D.C. was found by the National Community Reinvestment Coalition to be the most intensely gentrified city in the country from 2000 to 2012, when more than 20,000 Black residents were displaced. And while an estimated 46% of the District’s population identified as African American in 2019, more than 86% of single homeless adults and more than 95% of homeless families identified as Black during a count conducted in January. In light of these trends, local advocates are increasingly drawing a connection between housing justice and systemic racism in the District.
Henderson said that it is important for people to be supported in their troubled situations rather than being kept down in their moment of crisis. “I think that housing is incredibly important in terms of justice in our city, especially around racism solutions.” Henderson said.
When asked about moving more people experiencing homelessness into permanent housing in the District, Henderson said she had been critical of the rapid rehousing program in the past.
“The mayor’s office calls it a great success,” she said. “But we look at the percent of people who end up returning to the system and that tells me that it’s not working as intended.”
A 2017 report 2017 by the Washington Legal Clinic for the Homeless titled “Set up to fail” noted that two out of five families in rapid rehousing were able to maintain their housing independently. However, there is no indication that these families returned to the program, and DHS claims that 85% of rapid rehousing clients did not move back into shelters, though there have been disputes over what that means.
The councilmember-elect noted that many who go into the rapid rehousing program won’t be able to afford market rate rent, but additional vouchers haven’t been offered. She has also noted that it is important to support these individuals through the Department of Human Services, particularly in terms of mental health support and permanent supportive housing.

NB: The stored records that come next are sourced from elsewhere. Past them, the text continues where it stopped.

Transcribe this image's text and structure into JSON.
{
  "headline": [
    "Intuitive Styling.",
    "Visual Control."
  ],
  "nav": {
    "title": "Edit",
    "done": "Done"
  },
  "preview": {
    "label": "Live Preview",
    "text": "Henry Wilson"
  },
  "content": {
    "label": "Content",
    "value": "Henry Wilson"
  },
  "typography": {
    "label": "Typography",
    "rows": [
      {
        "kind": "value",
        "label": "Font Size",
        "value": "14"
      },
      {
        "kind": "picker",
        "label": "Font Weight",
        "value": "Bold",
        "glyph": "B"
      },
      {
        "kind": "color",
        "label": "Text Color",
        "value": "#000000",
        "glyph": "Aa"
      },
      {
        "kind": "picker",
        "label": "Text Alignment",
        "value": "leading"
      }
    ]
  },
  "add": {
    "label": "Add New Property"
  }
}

Christina Henderson will join the D.C. Council in January.
Reginald Black contributed reporting.